The first phase of the £25 million facility, named the Rosalind Franklin Science Centre after the pioneering scientist, has opened its doors.
The old 1960s teaching building has been refurbished and extended both upward and outward and features state-of-the-art facilities for 2,500 students and 150 Faculty of Science and Engineering staff.
An outreach laboratory on the ground level, with floor-to-ceiling windows along Stafford Street, is part of the university's goal to increase public interest in science and allows people to look in at any experiments taking place.
Vice-Chancellor, Professor Geoff Layer said schools will take classes at the new lab as part of the new STEM (Science, Technology, Engineering and Maths) resource.
Asked why the university believes the programme is important, Professor Layer said there are two great shortages they want to address: people studying science in general and a shortage of women studying science.
"The manufacturing business of the Black Country, Staffordshire, and Shropshire necessitates people having science understanding, be it rural agricultural science or be it in heavy plant.
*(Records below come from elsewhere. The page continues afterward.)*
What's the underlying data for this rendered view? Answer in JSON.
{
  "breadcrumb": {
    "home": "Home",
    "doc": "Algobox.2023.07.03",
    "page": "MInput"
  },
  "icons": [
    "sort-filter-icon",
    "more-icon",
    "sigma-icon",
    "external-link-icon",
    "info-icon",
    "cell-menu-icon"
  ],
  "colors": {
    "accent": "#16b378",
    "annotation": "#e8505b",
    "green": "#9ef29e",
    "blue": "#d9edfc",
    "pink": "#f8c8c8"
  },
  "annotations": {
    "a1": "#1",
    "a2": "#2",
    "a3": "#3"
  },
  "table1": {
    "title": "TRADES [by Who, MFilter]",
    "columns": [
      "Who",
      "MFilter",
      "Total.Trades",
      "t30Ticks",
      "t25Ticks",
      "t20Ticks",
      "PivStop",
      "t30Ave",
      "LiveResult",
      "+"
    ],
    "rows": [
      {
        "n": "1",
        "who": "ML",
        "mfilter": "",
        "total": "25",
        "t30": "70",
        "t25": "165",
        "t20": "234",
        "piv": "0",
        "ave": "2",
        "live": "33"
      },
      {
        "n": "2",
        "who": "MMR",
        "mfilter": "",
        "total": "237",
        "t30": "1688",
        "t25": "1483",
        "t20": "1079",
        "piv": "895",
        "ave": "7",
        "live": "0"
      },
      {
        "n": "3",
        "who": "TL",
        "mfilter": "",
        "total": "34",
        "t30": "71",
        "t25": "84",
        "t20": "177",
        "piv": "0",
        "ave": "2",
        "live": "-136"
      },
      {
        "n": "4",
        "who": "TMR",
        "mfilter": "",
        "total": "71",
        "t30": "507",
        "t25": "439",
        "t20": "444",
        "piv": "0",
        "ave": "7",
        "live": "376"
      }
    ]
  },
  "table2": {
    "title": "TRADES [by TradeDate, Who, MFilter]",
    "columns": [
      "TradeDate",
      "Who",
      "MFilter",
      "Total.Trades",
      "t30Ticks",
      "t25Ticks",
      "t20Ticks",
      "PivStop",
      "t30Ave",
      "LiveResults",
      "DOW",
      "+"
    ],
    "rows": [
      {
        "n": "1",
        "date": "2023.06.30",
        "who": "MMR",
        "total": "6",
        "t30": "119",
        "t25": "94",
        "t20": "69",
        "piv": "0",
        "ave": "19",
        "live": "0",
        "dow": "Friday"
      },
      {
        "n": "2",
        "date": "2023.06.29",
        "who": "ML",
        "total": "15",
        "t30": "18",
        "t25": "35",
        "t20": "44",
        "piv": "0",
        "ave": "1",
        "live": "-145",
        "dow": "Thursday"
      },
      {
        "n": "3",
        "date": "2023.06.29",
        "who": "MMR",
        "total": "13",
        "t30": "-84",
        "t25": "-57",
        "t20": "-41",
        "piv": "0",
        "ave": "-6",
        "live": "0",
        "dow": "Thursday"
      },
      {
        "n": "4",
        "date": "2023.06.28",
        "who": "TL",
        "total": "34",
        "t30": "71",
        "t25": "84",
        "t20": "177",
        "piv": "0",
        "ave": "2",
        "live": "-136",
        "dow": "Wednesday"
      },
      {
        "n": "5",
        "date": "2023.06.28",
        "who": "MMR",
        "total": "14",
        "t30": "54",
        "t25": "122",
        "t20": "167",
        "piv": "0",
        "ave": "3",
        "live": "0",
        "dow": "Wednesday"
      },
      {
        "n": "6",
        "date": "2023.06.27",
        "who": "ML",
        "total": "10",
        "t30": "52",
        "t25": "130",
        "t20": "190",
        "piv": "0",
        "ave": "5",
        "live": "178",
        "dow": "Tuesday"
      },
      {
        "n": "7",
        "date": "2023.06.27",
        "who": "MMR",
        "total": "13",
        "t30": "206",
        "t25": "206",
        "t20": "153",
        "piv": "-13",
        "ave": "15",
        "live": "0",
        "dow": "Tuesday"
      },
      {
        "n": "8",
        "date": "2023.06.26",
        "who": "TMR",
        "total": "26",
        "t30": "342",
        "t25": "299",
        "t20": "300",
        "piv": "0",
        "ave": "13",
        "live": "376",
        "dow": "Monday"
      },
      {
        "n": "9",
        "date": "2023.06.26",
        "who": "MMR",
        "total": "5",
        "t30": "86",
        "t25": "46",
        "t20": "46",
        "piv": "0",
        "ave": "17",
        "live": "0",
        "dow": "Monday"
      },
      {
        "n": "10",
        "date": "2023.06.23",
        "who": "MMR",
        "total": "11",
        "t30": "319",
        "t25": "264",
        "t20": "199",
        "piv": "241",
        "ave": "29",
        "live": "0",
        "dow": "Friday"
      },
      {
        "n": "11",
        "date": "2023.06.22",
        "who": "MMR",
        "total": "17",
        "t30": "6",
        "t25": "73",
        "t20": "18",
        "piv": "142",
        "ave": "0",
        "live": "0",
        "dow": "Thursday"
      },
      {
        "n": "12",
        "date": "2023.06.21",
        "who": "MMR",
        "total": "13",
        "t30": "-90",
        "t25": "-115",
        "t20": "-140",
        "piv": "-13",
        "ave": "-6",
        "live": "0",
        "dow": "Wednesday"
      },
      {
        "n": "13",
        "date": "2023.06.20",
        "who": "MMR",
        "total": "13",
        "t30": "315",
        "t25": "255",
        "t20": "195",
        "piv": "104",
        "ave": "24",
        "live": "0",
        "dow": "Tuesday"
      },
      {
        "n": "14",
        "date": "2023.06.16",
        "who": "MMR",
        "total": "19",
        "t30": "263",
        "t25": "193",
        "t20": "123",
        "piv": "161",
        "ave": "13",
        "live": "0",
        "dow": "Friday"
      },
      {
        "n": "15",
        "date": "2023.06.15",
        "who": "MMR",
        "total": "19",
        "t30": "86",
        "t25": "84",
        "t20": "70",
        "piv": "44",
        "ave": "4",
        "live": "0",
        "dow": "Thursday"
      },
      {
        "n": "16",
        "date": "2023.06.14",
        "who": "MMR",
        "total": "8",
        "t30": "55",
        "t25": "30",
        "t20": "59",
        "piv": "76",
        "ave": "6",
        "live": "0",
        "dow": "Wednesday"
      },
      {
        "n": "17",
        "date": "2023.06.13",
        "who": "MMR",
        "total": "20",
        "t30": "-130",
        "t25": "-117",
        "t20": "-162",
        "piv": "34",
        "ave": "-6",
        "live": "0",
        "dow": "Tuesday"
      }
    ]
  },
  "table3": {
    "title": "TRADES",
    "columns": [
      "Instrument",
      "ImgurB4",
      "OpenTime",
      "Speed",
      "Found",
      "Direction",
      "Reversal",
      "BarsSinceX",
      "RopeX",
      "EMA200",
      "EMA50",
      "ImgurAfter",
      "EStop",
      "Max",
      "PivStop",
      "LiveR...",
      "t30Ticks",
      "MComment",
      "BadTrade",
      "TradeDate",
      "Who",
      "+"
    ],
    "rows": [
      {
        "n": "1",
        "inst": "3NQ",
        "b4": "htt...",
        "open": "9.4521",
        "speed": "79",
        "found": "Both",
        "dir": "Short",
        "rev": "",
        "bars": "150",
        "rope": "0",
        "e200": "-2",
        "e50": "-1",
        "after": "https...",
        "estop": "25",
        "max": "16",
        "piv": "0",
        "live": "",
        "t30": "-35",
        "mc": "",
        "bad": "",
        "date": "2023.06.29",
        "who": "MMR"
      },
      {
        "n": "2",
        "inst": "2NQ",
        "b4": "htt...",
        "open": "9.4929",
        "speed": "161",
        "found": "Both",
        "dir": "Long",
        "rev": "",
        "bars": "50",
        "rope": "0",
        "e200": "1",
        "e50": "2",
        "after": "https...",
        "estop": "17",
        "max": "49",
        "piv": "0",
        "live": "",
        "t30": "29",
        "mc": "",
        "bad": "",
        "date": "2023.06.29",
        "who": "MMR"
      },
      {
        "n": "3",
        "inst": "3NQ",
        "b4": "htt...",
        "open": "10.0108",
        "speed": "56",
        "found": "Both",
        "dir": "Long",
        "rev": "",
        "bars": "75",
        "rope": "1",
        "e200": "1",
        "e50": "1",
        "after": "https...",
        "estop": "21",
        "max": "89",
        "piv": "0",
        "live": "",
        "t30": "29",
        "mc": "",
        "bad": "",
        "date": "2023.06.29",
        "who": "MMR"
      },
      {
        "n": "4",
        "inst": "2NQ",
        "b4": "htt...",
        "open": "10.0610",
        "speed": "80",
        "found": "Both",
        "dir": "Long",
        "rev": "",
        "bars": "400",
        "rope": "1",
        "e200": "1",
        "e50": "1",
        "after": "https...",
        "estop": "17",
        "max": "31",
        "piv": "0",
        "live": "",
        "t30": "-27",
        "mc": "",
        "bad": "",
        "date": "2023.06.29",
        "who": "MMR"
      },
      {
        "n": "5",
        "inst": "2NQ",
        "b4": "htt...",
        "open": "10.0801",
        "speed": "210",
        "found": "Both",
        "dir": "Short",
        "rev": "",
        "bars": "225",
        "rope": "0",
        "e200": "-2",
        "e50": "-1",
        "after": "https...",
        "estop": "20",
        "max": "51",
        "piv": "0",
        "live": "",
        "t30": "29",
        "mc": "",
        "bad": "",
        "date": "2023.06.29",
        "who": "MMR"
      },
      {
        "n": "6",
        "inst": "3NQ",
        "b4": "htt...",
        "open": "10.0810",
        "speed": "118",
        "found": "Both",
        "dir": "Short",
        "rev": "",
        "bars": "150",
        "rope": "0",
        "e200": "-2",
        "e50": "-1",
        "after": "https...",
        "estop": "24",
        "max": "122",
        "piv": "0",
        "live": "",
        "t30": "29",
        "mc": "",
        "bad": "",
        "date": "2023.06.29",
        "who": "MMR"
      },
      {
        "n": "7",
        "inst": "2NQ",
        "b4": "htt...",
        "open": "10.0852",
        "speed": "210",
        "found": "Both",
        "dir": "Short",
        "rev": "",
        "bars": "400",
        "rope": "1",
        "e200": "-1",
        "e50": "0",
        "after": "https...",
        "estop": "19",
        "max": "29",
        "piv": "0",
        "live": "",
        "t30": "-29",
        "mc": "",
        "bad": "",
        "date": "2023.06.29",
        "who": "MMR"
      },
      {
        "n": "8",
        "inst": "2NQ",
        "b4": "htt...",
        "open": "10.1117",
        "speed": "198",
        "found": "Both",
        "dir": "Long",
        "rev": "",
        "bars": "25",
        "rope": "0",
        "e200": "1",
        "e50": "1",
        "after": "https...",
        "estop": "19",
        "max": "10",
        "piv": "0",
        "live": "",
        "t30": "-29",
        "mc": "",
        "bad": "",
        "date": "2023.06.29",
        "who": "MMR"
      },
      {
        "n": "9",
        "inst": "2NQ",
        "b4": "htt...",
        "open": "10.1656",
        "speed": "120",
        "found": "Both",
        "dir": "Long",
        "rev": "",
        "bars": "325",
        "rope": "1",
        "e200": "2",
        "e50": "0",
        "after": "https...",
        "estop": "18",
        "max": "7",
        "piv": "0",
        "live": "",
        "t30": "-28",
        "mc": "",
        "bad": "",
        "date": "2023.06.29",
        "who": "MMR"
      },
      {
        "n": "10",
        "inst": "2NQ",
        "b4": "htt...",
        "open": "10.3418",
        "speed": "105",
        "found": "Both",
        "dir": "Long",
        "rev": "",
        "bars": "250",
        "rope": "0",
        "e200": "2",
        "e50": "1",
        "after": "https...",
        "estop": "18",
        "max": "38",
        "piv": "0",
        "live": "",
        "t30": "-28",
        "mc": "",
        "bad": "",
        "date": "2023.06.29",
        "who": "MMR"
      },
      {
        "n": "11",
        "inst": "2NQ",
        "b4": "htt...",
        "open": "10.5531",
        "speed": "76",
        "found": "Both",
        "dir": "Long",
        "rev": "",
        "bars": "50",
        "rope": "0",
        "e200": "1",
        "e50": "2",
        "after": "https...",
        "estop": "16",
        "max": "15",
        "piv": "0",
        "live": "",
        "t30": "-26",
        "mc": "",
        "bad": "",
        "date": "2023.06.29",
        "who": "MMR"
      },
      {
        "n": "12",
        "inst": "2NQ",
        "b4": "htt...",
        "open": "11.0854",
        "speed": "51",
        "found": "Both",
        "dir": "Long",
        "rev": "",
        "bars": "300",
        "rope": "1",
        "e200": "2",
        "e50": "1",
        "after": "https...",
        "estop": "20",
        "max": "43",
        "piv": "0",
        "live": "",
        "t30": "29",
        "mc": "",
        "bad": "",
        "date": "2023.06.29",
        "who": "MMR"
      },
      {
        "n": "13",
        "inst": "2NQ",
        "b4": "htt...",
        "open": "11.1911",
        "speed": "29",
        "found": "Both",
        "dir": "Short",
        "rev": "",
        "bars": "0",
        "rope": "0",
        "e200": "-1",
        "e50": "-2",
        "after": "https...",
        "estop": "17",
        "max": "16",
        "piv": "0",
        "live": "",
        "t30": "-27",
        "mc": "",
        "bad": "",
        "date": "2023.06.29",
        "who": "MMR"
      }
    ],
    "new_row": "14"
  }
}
It is crucial we enhance the number of people studying science."
Professor Layer said the name of the centre "gives the university an opportunity to honour a scientist who was not recognised for her achievements during her career. She is now seen to have made a major contribution to modern biology. Her career also reflects the difficulties faced by female scientists in the 20th century, and a reminder of the need to improve matters in the 21st."
Studying at Newnham College, Cambridge, Franklin completed her studies in 1941 but, as women were not entitled to degrees at that time, was only awarded a 'degree titular'.
Professor Layer said: "The centre will be home to the next generation of scientists who can draw inspiration from Franklin's pioneering role in the discovery of DNA. It's an excellent opportunity to promote and value a famous British female scientist and demonstrate the commitment of the university as a community to the cause of advancing the role of women in the STEM subjects."
After finishing her work on DNA, she led pioneering work on the polio virus, but died from ovarian cancer at the age of 37.
The first floor of the new centre features chemistry and teaching labs, equipped with mounted, moveable tablets at each work station so students can access learning materials throughout the lesson.
Five years of planning have gone into the project, with every little detail considered - from distilled and de-ionised water available on tap, to lab versions of dumb-waiters to transport chemicals and glassware between floors.
'Dirty corridors' mean students and visitors won't cross paths with chemicals and other lab gear being transported throughout the building.
When the centre is fully completed, it will house labs for chemistry, forensics and biology, pharmacy, biotechnology, and biomedical, microbiology and polymer research.
The top floors are part of the next phase and will be ready for the start of the second semester in February.